, I started using the Modus Themes by Protesilaos Stavrou in Emacs.
As an exercise, I switched my site’s theme colors to those from the
modus-vivendi; The light and dark themes respecively.
Why the switch? As I don’t use a lot of images, I felt I wanted more colors. Previously, I used Adobe Color to help choose related colors, but I wanted to add a few more.
Throughout the site, I use a few standard yet not often used HTML elements:
I found myself wanting to call out three elements that I find close in meaning:
- connects an abbreviation and it's expanded word
- the word/phrase defined by the following text
- a defined term followed by a definition detail (e.g.
I also wanted to gently call out dates. Each date element has a machine readable
datetime attribute, which is not presented by most browsers. I thought it would be nice to differentiate these elements.
And I’ve got blockquotes, marginalia, and updates to consider. Each somewhat unique in purpose.
As the number of elements I used grew, I didn’t initially expand the color pallette; I didn’t want a haphazard set of colors.
Separate from blogging, I started tinkering with my Emacs configuration of the Modus themes.
I noticed how the Modus themes colored my Org-mode 📖 files, and found these changes welcome and legible. So I spent a bit of time refactoring my css 📖 to use Modus colors.
I want the colors to spark a bit of curiosity. To nudge people to open up their Inspect Element to see what’s going on.
I also want the colors to not overwhelm you, the reader. Instead, I want the colors to be a companion in your reading Take on Rules.
And with Protesilaos’ attention to mixing colors, I felt comforable adding some hover behavior. My hope is that this hover behavior helps provide a useful visual clue.
For example, if you hover over the superscript side note numbers, this will highlight corresponding marginalia.
These changes, while subtle, bring me joy.
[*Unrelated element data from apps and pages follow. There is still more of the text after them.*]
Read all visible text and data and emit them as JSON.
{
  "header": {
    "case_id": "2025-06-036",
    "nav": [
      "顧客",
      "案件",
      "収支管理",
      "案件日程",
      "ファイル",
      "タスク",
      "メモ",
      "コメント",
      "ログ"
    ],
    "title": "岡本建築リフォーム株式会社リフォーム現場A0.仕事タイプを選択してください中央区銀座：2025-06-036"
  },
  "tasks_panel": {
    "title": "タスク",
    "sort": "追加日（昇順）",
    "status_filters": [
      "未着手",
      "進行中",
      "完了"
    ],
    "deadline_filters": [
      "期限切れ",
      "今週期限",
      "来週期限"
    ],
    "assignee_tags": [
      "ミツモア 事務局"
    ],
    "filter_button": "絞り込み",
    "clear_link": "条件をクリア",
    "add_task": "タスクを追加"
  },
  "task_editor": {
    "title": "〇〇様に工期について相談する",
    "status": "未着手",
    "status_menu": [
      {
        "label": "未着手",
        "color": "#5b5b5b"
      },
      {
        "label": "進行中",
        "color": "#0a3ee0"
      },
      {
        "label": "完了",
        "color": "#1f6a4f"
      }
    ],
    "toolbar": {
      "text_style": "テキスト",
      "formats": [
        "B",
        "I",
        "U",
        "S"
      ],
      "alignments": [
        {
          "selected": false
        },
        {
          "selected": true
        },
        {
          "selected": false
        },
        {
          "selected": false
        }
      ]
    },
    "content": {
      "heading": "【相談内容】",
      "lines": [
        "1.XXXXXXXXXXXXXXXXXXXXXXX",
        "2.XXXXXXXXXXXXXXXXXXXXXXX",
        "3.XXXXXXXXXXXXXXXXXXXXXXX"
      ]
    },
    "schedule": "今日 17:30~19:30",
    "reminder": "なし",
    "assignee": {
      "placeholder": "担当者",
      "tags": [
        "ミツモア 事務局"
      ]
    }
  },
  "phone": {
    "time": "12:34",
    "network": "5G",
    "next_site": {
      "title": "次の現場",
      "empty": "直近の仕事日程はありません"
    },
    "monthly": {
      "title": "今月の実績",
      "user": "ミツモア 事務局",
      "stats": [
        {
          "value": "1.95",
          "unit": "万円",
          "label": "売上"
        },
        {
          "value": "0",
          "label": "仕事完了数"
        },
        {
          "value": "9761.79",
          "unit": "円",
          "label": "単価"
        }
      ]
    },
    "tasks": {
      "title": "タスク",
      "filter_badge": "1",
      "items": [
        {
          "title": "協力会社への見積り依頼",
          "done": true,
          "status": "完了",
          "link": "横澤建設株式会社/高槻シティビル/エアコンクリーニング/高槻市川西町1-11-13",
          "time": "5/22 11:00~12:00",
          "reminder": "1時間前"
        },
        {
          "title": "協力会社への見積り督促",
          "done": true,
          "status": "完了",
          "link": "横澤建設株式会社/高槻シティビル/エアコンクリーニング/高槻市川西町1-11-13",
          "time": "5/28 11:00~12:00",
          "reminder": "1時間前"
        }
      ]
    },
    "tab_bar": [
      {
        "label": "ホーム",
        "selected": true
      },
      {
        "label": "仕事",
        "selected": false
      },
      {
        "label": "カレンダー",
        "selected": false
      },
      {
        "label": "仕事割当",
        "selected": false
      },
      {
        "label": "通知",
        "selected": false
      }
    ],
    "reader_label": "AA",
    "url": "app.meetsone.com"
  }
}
I learned a little bit more about CSS and removed some duplication.